Indigenous farmers living in Kenya’s Rift Valley have traditionally observed the behavior of insects to help predict future weather scenarios.  This traditional knowledge helped guide decisions about when to prepare land for planting, as well as what kinds of crops to sow.  However, climate change, the increasingly variable weather patterns, and human activities in the Rift Valley region have led to a decline in insect populations making it difficult for farmers to predict the weather for the coming season.​

Tanzania has set a goal to become a middle-income economy by 2025, a feat that may only be accomplished if the government can successfully increase agricultural production.  To reach this goal, Tanzania has ushered in a coterie of nongovernmental organizations (NGOs) to help support agriculture all along the supply chain. Enterprising firms promising better seeds, fertilizers and outputs are entering into the mix. And the government is also supporting the growth of large farms, too, which they say could employ technology to assist small farmers via local agreements. Still, the government of Tanzania faces challenges on many fronts, including resistance from farmers reluctant to change traditional agricultural practices, and the ongoing difficulty of adapting to a changing—and less predictable—climate.

The American Anthropological Association's (AAA) Global Climate Change Task Force (GCTF) just wrapped up a three day seminar at the School for Advanced Research in Santa Fe, New Mexico. The task force met, including our very own SAES member Kathleen Galvin, to discuss and critique papers on the issues where anthropology connects to climate change and climate change policy.

Sacred forests across the globe are among the few remaining forest ecosystems that have been spared by loggers, but they are increasingly under threat. In Kenya, the Mrima sacred hill forest on the coastal strip of Kwale County is under threat from miners who want to exploit valuable, rare minerals like niobium, which is used in steel production, electronics and medical devices. However, the area's Kaya elders are fighting back!  And so are the scientists who recognize the importance of these ecosystems that are host to rare and endemic species.  

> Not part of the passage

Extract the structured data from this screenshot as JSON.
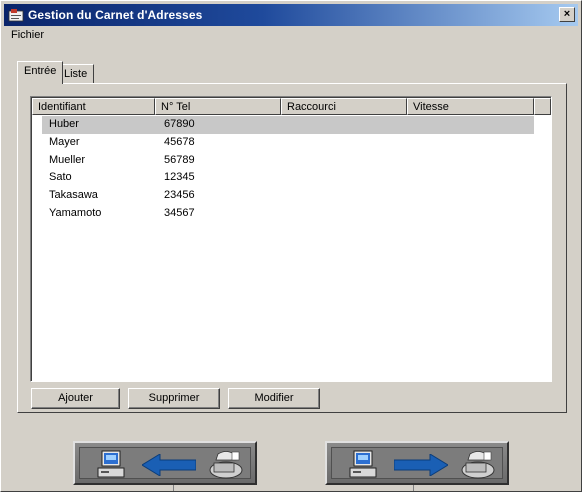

Hybrid seeds are growing in popularity as they offer higher potential yields under good conditions.  However, as local climate regimes become more variable and unpredictable, local farmers in Zimbabwe are opting for traditional crop varieties. Some farmers believe that these more traditional varieties enhance resilience under unpredictable conditions by increasing crop diversity and food variety throughout the year.  Still, agricultural scientists consider hybrid varieties the better choice in terms of overall productivity and market integration potential.